### Your objective
Check every line of the entries for the string "account" and return the ones that contain it.

*** Given information Section Begins ***

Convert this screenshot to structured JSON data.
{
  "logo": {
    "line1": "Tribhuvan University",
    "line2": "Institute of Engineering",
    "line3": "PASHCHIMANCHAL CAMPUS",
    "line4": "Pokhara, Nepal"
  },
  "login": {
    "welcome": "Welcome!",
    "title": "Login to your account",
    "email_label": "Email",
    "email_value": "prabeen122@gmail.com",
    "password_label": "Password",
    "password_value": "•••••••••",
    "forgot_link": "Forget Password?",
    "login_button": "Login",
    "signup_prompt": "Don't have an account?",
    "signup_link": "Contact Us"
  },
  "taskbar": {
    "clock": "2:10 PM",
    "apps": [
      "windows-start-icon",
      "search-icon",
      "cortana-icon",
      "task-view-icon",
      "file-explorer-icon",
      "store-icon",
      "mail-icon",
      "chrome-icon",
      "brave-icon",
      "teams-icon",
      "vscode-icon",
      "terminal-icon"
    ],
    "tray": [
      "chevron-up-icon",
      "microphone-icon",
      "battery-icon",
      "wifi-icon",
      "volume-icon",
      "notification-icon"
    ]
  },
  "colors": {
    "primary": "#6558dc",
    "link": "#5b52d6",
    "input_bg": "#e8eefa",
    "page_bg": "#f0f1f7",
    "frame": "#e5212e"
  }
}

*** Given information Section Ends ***

### Result for this exercise
    "title": "Login to your account",
    "signup_prompt": "Don't have an account?",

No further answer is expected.